Going through the material below, please gather all lines with the word "kind" in them.

- [Material for the task]:
'''

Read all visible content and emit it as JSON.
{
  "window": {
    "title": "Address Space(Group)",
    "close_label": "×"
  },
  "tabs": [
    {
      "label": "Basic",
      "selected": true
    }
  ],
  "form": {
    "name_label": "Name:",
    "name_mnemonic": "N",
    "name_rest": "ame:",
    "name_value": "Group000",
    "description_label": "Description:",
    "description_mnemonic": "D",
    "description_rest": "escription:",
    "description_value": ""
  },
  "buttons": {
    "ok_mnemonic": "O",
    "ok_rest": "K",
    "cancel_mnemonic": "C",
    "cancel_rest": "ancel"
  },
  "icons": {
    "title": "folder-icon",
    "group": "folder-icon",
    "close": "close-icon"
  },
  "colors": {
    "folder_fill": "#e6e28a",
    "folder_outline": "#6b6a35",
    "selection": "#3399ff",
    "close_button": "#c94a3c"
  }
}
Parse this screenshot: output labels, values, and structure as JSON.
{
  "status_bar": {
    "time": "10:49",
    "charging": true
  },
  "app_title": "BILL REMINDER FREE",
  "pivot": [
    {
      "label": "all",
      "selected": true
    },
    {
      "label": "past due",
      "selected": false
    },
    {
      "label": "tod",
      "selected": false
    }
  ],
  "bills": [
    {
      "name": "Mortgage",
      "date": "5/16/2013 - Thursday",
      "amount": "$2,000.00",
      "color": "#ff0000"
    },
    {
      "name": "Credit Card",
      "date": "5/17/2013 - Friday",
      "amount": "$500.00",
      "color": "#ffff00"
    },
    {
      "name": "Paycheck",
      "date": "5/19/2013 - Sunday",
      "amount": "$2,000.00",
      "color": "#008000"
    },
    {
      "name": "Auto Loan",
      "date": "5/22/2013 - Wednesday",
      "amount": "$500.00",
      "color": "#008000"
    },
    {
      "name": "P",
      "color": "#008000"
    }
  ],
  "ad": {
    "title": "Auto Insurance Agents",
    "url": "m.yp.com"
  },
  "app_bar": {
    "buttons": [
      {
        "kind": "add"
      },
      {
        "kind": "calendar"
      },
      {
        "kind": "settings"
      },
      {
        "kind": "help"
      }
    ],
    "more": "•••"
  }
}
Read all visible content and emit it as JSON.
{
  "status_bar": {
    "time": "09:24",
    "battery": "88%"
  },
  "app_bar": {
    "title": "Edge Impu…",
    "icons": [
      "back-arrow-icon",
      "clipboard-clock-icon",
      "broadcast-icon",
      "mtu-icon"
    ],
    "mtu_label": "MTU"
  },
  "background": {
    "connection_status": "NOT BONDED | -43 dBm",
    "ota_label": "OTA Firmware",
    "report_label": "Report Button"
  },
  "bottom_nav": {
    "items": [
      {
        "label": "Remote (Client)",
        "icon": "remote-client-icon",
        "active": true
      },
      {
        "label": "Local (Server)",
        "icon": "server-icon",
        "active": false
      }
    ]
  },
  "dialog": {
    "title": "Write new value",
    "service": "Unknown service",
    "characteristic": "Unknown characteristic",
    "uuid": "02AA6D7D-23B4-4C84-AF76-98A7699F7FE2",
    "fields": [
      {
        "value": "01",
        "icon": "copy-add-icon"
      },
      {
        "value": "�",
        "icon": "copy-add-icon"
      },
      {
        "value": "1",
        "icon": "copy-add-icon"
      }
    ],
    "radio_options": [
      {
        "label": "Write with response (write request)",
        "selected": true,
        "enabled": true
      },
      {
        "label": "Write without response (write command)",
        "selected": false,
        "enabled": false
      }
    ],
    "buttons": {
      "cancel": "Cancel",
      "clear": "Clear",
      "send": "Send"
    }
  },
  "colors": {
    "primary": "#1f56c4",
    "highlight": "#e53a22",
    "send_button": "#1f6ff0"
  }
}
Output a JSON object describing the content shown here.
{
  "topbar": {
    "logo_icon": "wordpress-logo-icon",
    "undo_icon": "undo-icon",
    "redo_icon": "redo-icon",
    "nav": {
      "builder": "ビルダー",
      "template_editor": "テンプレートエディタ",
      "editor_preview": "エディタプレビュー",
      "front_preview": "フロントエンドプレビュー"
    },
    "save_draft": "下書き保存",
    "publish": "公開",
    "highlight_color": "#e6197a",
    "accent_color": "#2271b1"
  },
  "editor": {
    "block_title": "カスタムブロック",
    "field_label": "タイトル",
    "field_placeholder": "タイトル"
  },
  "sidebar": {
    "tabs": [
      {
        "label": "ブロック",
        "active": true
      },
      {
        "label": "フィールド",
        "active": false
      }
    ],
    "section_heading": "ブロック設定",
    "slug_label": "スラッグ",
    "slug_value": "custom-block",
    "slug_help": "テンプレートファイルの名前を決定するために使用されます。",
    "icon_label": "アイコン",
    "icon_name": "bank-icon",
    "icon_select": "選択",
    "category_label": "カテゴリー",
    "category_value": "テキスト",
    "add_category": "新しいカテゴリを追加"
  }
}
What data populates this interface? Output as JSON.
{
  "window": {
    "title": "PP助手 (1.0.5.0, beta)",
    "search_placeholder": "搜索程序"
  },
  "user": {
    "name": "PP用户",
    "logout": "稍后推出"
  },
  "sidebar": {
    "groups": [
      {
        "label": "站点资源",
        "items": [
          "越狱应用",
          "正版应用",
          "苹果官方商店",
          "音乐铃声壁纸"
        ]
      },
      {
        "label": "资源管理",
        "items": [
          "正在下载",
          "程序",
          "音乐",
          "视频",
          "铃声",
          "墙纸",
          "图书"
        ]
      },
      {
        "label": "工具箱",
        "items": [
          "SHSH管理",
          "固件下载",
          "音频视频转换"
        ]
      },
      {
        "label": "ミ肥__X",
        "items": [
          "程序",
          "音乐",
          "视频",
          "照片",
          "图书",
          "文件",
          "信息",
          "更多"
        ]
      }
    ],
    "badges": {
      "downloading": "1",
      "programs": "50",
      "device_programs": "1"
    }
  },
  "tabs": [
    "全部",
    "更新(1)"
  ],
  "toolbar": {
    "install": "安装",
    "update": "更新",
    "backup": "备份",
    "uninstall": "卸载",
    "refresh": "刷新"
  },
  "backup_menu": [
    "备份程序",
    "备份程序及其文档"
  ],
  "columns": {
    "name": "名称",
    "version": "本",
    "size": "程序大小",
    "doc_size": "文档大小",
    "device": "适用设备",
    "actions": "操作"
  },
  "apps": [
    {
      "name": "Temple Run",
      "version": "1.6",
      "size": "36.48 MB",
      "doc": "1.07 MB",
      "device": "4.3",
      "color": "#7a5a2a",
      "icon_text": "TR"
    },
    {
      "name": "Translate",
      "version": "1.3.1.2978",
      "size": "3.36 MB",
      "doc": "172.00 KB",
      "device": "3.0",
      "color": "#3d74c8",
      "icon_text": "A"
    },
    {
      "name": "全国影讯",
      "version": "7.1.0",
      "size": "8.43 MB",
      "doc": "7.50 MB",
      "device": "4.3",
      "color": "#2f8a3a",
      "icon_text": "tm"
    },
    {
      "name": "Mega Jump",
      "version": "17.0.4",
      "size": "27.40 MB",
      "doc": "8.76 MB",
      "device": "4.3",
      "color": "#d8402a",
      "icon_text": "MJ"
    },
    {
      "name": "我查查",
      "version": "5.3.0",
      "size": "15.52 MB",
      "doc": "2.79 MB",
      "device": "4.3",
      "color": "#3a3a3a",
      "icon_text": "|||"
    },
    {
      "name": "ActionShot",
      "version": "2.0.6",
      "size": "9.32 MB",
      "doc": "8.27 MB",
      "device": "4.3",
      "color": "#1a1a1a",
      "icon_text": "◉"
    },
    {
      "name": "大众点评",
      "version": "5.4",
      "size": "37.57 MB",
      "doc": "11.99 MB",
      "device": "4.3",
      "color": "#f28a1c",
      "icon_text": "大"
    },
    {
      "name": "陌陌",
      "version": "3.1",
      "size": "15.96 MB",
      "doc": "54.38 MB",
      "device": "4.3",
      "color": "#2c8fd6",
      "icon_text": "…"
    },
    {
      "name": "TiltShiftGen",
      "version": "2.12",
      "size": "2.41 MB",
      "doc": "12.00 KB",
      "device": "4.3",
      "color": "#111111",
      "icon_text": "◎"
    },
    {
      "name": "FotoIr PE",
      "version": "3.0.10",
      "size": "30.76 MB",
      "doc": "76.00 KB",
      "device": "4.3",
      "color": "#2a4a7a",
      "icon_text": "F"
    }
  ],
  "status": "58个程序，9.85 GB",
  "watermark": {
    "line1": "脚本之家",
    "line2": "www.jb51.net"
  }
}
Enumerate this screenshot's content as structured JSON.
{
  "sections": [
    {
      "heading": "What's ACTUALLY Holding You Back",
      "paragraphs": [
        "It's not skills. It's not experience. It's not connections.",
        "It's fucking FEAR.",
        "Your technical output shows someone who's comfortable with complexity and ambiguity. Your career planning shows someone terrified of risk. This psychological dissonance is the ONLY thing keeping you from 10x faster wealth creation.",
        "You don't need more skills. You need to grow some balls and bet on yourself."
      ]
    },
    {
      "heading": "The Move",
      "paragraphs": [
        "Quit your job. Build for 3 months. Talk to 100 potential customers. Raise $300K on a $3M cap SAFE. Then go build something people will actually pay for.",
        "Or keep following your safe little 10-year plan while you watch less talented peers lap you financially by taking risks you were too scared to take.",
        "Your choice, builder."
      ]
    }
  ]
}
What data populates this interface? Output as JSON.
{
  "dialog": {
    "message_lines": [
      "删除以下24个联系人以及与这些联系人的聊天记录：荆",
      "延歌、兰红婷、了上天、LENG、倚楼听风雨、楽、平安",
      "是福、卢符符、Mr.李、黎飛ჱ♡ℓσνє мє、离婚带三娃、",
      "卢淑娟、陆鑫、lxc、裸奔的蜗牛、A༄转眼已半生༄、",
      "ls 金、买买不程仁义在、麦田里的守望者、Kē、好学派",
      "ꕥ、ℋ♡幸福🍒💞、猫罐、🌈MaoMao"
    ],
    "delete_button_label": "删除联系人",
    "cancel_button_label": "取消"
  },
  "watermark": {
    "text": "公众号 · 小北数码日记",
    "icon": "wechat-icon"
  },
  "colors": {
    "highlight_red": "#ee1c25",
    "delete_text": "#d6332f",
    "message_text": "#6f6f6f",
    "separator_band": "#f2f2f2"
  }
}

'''

- [The answer]:
        "kind": "add"
        "kind": "calendar"
        "kind": "settings"
        "kind": "help"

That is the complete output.